Enter Tony the Tax Man, as I call him. T-Bone, as my husband calls him. We met him at a vendor's booth for his firm at our little village's annual summer festival. Dan had been on the hunt for a new CPA to prepare his taxes, which are ridiculous because of his sailing schedule, independent consulting, union, Navy orders, etc., and was considering a financial adviser too since I had quit earning my own paycheck and the whole family's financial stability was now in one basket.

Filed under Small World Wonders, it turned out folks from Tony the Tax Man's firm were the exact same ones who gave a presentation on retirement investments that I had covered for the newspaper. [You can read that little gem here: "Older residents urged to do estate, tax planning for retirement" -- I did not write that boring headline, by the way.]

Dan and I ended up scheduling a meeting with Brian the Brain (a moniker I only now made up but which totally fits), and it was he who had been the first one to ever make any of that 401(k) shit sound sensible to me -- and hopefully to the Silver Sneakers seniors gathered at the YMCA that day as well. A copy of my article was even laminated and among the pile of magazines on the lobby table when we first arrived at the office. Good omen, eh?

So now, Tony the Tax Man prepares our return, Brian the Brain keeps our finances on track, and Kristine the Great (our lovely lawyer queen) helped us prepare all of the documents that say who gets our kids when we die. Now that is one-stop shopping.
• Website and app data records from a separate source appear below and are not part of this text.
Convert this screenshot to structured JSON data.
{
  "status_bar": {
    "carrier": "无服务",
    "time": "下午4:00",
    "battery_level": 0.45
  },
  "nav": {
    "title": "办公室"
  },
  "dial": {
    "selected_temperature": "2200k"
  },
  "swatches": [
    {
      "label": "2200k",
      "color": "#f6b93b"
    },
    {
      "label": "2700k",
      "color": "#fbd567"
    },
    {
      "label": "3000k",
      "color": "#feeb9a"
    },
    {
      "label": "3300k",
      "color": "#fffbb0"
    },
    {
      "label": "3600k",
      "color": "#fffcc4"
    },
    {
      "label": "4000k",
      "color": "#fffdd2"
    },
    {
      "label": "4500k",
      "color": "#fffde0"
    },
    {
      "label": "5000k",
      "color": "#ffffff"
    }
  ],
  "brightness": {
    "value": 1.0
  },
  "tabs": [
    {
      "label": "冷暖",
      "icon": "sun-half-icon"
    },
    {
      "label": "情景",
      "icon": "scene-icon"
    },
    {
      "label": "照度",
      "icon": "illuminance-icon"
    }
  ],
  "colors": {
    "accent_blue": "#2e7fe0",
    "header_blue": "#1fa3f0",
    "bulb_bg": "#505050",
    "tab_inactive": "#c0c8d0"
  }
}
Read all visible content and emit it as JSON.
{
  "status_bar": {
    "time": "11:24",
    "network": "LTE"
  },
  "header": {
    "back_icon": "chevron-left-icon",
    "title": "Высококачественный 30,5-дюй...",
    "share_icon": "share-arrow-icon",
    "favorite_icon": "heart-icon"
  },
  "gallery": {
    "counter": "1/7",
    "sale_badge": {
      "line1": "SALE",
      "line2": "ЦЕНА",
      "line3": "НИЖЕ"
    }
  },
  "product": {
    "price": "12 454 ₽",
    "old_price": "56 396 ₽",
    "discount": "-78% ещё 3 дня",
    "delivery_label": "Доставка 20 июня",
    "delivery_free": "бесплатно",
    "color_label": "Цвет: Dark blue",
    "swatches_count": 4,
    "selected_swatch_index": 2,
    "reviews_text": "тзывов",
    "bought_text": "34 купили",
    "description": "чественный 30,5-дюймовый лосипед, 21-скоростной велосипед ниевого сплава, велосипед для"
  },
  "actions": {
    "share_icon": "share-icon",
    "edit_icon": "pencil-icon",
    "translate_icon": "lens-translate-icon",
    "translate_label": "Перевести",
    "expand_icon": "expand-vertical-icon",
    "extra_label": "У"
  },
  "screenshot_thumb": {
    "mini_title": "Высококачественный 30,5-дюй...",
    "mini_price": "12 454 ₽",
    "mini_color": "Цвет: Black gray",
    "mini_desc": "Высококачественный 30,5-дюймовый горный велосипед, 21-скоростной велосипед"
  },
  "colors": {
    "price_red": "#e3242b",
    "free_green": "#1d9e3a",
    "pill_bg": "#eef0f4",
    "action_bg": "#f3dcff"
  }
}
But today I'm particularly fond of Tony the Tax Man. A preview ad for HBO's "Silicon Valley" finally made me realize why he looks so familiar; Tony apparently is the stunt double for Zach Woods. A letter from the Ohio Department of Taxation made me realize how very vital Tony is in keeping my hyperventilating feelings at bay.

Good ol' ODT sent both Dan and me an "identity verification" letter stating how very concerned the department was with being responsible to the American taxpayer and doing everything it could to combat fraud. What I read was it wanted me to jump through one more goddamned hoop and had made it cumbersome enough in the hopes that it wouldn't really have to issue us any refund.

At first I played it very cool. I followed the letter's directions, went online to take the ID quiz, and had Dan's letter scanned in and ready to attach to an email that I planned to send to him aboard his ship with this very easygoing and reassuring note that I had successfully passed the quiz and he just needed to do this teensy little thing and everything would be golden.

Instead, I wrote him and cc'd Tony the Tax Man with a record of my failure. I couldn't even get past the log in page. But Dan couldn't either, and I suppose that made me feel a bit less incompetent. We kept getting these errors that we weren't in the Ohio Department of Taxation's system. All I could think was, "Then why the f*ck did you send me this letter?" This is why I hate this stuff so so so much. It never works out.

But Tony eventually got us the answers we needed and set us on the path to passing the quiz. Tony the Tax Tutor.

I highly recommend getting a financial adviser or manager or consultant, even if you think you don't have that many finances to be advised/managed/consulted in the first place. An adviser actually helps you find more money. And if you can, find one that does all these services together, especially if you are ever paying for anyone else to do your taxes. The fee for this particular firm is $100 a month, and that includes our annual tax preparation so really it's only 60 more bucks a month for the year. Money doesn't scare me that much to miss the good deal in all of this. Kristine the Great had her own fees, but if you have people you love and property you want to protect and pass on, you really need the kind of stuff she handles.

Now all that's in my little brown paper bag is a sandwich. Bought and paid for, baby. Pass the mayo.